At a launch of a joint union position statement on primary testing, Mr Hobby said: "If there's no movement in the system that puts us exactly where we were this year (in September 2010). Our members expect 2011 to be the last year of the regime."
But he added that he "had faith" in the review process and believed it had the potential to produce the changes unions are demanding.
The panel selected to carry out the review includes a number of primary heads, something the NAHT insisted on before accepting it in return for calling off a boycott in 2011.
The review will report just as the pilot of a national reading test for six-year-olds is launched.
Mary Bousted, general secretary of education union ATL, which did not boycott Sats last year, said her union "would have to reconsider its position" if the review did not result in change. "Anything other than a radical revision will be greeted with contempt," she added.

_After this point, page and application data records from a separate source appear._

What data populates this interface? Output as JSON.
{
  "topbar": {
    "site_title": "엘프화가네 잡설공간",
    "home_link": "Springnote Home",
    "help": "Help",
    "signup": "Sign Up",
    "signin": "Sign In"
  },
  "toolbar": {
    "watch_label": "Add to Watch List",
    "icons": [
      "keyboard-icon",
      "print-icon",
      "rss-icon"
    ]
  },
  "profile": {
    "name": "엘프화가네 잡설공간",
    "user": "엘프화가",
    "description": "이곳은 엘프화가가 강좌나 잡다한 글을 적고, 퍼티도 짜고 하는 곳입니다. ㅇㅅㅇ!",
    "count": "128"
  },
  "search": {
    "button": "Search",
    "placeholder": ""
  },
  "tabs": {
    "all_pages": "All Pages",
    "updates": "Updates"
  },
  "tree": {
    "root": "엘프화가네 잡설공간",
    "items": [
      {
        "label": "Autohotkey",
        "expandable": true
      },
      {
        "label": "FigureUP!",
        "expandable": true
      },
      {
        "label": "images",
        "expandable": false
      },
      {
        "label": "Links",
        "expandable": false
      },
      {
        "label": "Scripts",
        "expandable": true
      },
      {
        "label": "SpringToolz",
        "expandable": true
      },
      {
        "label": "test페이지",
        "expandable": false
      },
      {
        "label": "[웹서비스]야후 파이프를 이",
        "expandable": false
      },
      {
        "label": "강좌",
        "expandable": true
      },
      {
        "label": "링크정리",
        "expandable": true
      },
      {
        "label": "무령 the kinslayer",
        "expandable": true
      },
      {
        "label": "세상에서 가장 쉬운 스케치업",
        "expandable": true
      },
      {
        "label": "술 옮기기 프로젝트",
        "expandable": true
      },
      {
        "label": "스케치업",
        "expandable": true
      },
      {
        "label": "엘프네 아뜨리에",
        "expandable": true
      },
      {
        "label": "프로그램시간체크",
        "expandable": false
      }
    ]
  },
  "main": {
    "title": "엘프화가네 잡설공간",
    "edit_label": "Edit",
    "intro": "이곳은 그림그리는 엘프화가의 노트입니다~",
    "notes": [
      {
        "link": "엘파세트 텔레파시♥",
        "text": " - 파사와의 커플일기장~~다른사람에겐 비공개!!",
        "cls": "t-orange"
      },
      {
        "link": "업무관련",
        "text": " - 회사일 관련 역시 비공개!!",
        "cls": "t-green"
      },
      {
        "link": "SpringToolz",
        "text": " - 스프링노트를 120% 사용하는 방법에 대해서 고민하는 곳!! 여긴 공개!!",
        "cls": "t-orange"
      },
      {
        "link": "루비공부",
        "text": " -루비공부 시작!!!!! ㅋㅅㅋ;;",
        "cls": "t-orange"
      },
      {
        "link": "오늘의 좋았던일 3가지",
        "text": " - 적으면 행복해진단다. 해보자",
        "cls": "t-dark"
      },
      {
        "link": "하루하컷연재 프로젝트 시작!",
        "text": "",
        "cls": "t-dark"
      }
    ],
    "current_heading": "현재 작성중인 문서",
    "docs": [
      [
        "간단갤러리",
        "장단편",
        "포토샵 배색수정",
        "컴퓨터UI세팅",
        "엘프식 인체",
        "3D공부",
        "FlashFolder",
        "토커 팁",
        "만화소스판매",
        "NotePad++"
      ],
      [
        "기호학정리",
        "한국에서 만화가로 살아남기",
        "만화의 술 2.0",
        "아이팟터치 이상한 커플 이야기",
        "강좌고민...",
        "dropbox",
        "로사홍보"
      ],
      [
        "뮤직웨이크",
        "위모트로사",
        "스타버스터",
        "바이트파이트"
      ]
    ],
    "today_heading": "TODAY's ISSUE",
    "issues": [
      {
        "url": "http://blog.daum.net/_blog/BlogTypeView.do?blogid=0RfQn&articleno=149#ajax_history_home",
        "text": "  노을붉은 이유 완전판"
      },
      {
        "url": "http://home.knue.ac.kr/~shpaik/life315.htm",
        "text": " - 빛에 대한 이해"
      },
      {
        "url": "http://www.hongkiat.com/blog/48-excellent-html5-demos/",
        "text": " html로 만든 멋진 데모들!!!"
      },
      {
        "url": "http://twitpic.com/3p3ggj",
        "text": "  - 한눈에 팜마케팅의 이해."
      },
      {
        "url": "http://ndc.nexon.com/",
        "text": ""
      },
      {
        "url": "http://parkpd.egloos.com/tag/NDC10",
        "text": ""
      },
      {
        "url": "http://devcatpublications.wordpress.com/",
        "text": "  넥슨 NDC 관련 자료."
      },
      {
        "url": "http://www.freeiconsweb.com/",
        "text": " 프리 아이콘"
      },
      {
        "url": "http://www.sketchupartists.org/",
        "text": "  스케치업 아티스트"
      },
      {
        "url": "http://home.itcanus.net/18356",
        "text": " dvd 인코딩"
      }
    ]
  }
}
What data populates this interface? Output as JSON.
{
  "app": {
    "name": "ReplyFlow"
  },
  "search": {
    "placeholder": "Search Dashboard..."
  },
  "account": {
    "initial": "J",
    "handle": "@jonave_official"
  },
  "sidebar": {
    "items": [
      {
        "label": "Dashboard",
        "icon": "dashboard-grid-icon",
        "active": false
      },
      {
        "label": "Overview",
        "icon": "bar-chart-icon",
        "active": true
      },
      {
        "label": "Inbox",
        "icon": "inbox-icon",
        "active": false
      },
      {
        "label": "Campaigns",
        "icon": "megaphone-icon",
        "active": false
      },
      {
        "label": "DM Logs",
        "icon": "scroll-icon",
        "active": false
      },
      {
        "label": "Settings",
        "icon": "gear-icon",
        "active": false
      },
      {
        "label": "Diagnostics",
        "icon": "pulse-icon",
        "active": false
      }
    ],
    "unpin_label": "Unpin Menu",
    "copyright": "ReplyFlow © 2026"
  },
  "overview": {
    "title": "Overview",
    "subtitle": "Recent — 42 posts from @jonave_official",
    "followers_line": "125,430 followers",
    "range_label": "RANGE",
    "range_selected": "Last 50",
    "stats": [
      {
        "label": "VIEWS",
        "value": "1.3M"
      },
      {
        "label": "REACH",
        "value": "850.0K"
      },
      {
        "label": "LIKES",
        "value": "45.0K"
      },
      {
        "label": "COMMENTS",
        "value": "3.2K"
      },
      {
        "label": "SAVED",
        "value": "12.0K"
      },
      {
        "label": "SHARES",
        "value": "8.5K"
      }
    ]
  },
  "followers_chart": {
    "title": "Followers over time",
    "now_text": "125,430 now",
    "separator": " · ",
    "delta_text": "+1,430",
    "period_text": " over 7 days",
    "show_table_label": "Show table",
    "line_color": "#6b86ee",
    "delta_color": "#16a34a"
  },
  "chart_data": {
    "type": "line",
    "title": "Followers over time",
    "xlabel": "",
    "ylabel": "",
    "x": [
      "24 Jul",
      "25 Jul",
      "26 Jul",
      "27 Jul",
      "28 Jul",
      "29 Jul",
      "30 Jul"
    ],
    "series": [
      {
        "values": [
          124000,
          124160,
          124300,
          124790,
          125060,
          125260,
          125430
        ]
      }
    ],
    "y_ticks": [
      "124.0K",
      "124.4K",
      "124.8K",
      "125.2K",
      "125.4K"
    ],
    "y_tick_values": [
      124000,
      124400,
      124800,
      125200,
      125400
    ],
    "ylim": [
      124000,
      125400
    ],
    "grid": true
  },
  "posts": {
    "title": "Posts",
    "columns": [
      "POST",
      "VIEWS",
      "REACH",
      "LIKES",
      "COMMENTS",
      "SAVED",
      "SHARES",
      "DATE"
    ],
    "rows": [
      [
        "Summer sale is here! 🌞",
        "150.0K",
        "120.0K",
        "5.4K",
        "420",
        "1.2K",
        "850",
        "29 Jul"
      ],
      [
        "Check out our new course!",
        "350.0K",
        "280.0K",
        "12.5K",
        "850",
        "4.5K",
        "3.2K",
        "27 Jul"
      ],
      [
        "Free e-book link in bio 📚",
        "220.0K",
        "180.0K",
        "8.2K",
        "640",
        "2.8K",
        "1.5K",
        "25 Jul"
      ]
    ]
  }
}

Ms Bousted said that even the former Labour schools minister Jim Knight had admitted the current testing regime had been pushed as far as it could go. "This government has a huge incentive to make the required changes to ratchet up educational standards again."
Kevin Courtney, deputy general secretary of the NUT, also refused to rule out considering a boycott should the review, or the Government's reaction to the review, be disappointing.
The three leaders spoke out as they launched their document Common Ground on Assessment and Accountability in Primary Schools, which calls for an end to league tables, and for a system of externally moderated teacher assessment coupled with national sampling to be introduced.